Dataset rows for apps and sites

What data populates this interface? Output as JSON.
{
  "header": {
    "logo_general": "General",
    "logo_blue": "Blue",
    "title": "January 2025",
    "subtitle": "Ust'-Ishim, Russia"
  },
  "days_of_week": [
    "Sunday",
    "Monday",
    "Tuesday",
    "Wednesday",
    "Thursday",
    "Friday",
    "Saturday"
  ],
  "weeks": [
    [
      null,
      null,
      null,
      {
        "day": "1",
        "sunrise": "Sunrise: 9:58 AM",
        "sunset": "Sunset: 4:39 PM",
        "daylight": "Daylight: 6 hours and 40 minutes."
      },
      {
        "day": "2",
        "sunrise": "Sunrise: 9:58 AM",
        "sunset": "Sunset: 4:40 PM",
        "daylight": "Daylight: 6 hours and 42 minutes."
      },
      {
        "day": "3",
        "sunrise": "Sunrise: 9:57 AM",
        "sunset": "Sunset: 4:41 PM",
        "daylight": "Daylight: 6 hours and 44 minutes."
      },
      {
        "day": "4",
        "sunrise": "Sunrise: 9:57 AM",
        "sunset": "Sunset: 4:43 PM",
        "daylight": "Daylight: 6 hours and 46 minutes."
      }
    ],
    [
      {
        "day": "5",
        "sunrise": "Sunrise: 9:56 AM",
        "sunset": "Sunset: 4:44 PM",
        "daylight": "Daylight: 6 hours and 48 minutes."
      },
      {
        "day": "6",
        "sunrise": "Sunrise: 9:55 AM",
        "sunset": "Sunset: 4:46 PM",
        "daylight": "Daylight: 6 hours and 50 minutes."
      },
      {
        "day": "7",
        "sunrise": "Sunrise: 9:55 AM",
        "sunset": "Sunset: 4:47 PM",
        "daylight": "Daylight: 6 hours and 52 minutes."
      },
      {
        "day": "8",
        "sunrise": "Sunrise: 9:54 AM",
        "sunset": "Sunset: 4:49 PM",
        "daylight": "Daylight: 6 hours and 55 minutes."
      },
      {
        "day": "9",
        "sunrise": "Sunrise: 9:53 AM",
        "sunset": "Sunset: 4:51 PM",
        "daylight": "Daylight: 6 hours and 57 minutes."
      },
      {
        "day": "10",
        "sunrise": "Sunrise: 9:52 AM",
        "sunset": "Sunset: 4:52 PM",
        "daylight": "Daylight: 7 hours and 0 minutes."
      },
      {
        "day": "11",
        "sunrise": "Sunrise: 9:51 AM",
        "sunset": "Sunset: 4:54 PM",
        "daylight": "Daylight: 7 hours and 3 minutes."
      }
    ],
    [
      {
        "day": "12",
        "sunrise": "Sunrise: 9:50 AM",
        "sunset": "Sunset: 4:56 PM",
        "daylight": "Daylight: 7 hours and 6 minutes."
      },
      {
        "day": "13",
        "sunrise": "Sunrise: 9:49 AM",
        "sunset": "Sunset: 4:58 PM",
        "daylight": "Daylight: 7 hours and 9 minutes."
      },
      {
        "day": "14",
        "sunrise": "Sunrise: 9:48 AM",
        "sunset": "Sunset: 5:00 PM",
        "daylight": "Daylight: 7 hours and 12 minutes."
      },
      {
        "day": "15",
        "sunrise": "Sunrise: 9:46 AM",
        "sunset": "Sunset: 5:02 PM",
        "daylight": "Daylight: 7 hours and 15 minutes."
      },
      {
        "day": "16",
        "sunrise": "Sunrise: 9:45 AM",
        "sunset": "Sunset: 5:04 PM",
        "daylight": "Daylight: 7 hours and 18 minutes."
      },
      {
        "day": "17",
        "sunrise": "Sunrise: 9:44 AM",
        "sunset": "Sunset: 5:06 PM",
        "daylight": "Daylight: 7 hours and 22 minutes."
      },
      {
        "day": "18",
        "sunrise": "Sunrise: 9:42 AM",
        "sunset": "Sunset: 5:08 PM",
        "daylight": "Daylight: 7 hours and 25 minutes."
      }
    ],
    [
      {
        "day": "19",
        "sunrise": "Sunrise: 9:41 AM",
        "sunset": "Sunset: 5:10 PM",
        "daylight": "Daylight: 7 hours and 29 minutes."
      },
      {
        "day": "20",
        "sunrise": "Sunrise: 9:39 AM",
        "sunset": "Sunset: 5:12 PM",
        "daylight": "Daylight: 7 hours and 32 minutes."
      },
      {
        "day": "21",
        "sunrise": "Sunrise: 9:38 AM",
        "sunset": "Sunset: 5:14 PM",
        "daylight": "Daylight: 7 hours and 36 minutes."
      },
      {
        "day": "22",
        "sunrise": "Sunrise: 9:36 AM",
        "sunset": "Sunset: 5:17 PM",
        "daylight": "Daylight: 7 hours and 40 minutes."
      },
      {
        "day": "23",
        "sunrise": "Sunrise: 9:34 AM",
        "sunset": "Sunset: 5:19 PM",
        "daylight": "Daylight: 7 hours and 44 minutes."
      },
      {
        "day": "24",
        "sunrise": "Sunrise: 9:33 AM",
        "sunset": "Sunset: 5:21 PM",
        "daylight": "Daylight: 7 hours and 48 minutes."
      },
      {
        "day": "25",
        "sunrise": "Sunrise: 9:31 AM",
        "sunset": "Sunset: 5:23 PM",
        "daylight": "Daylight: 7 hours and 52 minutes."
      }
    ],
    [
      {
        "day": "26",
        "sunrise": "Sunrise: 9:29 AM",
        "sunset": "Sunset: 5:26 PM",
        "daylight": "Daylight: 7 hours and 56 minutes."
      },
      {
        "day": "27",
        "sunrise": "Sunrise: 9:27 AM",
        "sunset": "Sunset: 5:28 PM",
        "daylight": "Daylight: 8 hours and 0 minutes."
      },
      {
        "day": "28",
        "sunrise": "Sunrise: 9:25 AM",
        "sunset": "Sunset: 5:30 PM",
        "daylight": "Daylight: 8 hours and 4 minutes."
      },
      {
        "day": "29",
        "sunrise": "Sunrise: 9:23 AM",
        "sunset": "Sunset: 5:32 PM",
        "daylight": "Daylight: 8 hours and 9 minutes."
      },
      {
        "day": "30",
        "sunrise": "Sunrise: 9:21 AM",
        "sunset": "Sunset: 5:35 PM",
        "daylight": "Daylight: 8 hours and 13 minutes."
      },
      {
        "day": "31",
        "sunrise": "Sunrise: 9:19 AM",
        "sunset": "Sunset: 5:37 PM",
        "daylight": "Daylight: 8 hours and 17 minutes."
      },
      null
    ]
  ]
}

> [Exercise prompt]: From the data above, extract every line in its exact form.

> [Reply]:
What data populates this interface? Output as JSON.
{
  "header": {
    "logo_general": "General",
    "logo_blue": "Blue",
    "title": "January 2025",
    "subtitle": "Ust'-Ishim, Russia"
  },
  "days_of_week": [
    "Sunday",
    "Monday",
    "Tuesday",
    "Wednesday",
    "Thursday",
    "Friday",
    "Saturday"
  ],
  "weeks": [
    [
      null,
      null,
      null,
      {
        "day": "1",
        "sunrise": "Sunrise: 9:58 AM",
        "sunset": "Sunset: 4:39 PM",
        "daylight": "Daylight: 6 hours and 40 minutes."
      },
      {
        "day": "2",
        "sunrise": "Sunrise: 9:58 AM",
        "sunset": "Sunset: 4:40 PM",
        "daylight": "Daylight: 6 hours and 42 minutes."
      },
      {
        "day": "3",
        "sunrise": "Sunrise: 9:57 AM",
        "sunset": "Sunset: 4:41 PM",
        "daylight": "Daylight: 6 hours and 44 minutes."
      },
      {
        "day": "4",
        "sunrise": "Sunrise: 9:57 AM",
        "sunset": "Sunset: 4:43 PM",
        "daylight": "Daylight: 6 hours and 46 minutes."
      }
    ],
    [
      {
        "day": "5",
        "sunrise": "Sunrise: 9:56 AM",
        "sunset": "Sunset: 4:44 PM",
        "daylight": "Daylight: 6 hours and 48 minutes."
      },
      {
        "day": "6",
        "sunrise": "Sunrise: 9:55 AM",
        "sunset": "Sunset: 4:46 PM",
        "daylight": "Daylight: 6 hours and 50 minutes."
      },
      {
        "day": "7",
        "sunrise": "Sunrise: 9:55 AM",
        "sunset": "Sunset: 4:47 PM",
        "daylight": "Daylight: 6 hours and 52 minutes."
      },
      {
        "day": "8",
        "sunrise": "Sunrise: 9:54 AM",
        "sunset": "Sunset: 4:49 PM",
        "daylight": "Daylight: 6 hours and 55 minutes."
      },
      {
        "day": "9",
        "sunrise": "Sunrise: 9:53 AM",
        "sunset": "Sunset: 4:51 PM",
        "daylight": "Daylight: 6 hours and 57 minutes."
      },
      {
        "day": "10",
        "sunrise": "Sunrise: 9:52 AM",
        "sunset": "Sunset: 4:52 PM",
        "daylight": "Daylight: 7 hours and 0 minutes."
      },
      {
        "day": "11",
        "sunrise": "Sunrise: 9:51 AM",
        "sunset": "Sunset: 4:54 PM",
        "daylight": "Daylight: 7 hours and 3 minutes."
      }
    ],
    [
      {
        "day": "12",
        "sunrise": "Sunrise: 9:50 AM",
        "sunset": "Sunset: 4:56 PM",
        "daylight": "Daylight: 7 hours and 6 minutes."
      },
      {
        "day": "13",
        "sunrise": "Sunrise: 9:49 AM",
        "sunset": "Sunset: 4:58 PM",
        "daylight": "Daylight: 7 hours and 9 minutes."
      },
      {
        "day": "14",
        "sunrise": "Sunrise: 9:48 AM",
        "sunset": "Sunset: 5:00 PM",
        "daylight": "Daylight: 7 hours and 12 minutes."
      },
      {
        "day": "15",
        "sunrise": "Sunrise: 9:46 AM",
        "sunset": "Sunset: 5:02 PM",
        "daylight": "Daylight: 7 hours and 15 minutes."
      },
      {
        "day": "16",
        "sunrise": "Sunrise: 9:45 AM",
        "sunset": "Sunset: 5:04 PM",
        "daylight": "Daylight: 7 hours and 18 minutes."
      },
      {
        "day": "17",
        "sunrise": "Sunrise: 9:44 AM",
        "sunset": "Sunset: 5:06 PM",
        "daylight": "Daylight: 7 hours and 22 minutes."
      },
      {
        "day": "18",
        "sunrise": "Sunrise: 9:42 AM",
        "sunset": "Sunset: 5:08 PM",
        "daylight": "Daylight: 7 hours and 25 minutes."
      }
    ],
    [
      {
        "day": "19",
        "sunrise": "Sunrise: 9:41 AM",
        "sunset": "Sunset: 5:10 PM",
        "daylight": "Daylight: 7 hours and 29 minutes."
      },
      {
        "day": "20",
        "sunrise": "Sunrise: 9:39 AM",
        "sunset": "Sunset: 5:12 PM",
        "daylight": "Daylight: 7 hours and 32 minutes."
      },
      {
        "day": "21",
        "sunrise": "Sunrise: 9:38 AM",
        "sunset": "Sunset: 5:14 PM",
        "daylight": "Daylight: 7 hours and 36 minutes."
      },
      {
        "day": "22",
        "sunrise": "Sunrise: 9:36 AM",
        "sunset": "Sunset: 5:17 PM",
        "daylight": "Daylight: 7 hours and 40 minutes."
      },
      {
        "day": "23",
        "sunrise": "Sunrise: 9:34 AM",
        "sunset": "Sunset: 5:19 PM",
        "daylight": "Daylight: 7 hours and 44 minutes."
      },
      {
        "day": "24",
        "sunrise": "Sunrise: 9:33 AM",
        "sunset": "Sunset: 5:21 PM",
        "daylight": "Daylight: 7 hours and 48 minutes."
      },
      {
        "day": "25",
        "sunrise": "Sunrise: 9:31 AM",
        "sunset": "Sunset: 5:23 PM",
        "daylight": "Daylight: 7 hours and 52 minutes."
      }
    ],
    [
      {
        "day": "26",
        "sunrise": "Sunrise: 9:29 AM",
        "sunset": "Sunset: 5:26 PM",
        "daylight": "Daylight: 7 hours and 56 minutes."
      },
      {
        "day": "27",
        "sunrise": "Sunrise: 9:27 AM",
        "sunset": "Sunset: 5:28 PM",
        "daylight": "Daylight: 8 hours and 0 minutes."
      },
      {
        "day": "28",
        "sunrise": "Sunrise: 9:25 AM",
        "sunset": "Sunset: 5:30 PM",
        "daylight": "Daylight: 8 hours and 4 minutes."
      },
      {
        "day": "29",
        "sunrise": "Sunrise: 9:23 AM",
        "sunset": "Sunset: 5:32 PM",
        "daylight": "Daylight: 8 hours and 9 minutes."
      },
      {
        "day": "30",
        "sunrise": "Sunrise: 9:21 AM",
        "sunset": "Sunset: 5:35 PM",
        "daylight": "Daylight: 8 hours and 13 minutes."
      },
      {
        "day": "31",
        "sunrise": "Sunrise: 9:19 AM",
        "sunset": "Sunset: 5:37 PM",
        "daylight": "Daylight: 8 hours and 17 minutes."
      },
      null
    ]
  ]
}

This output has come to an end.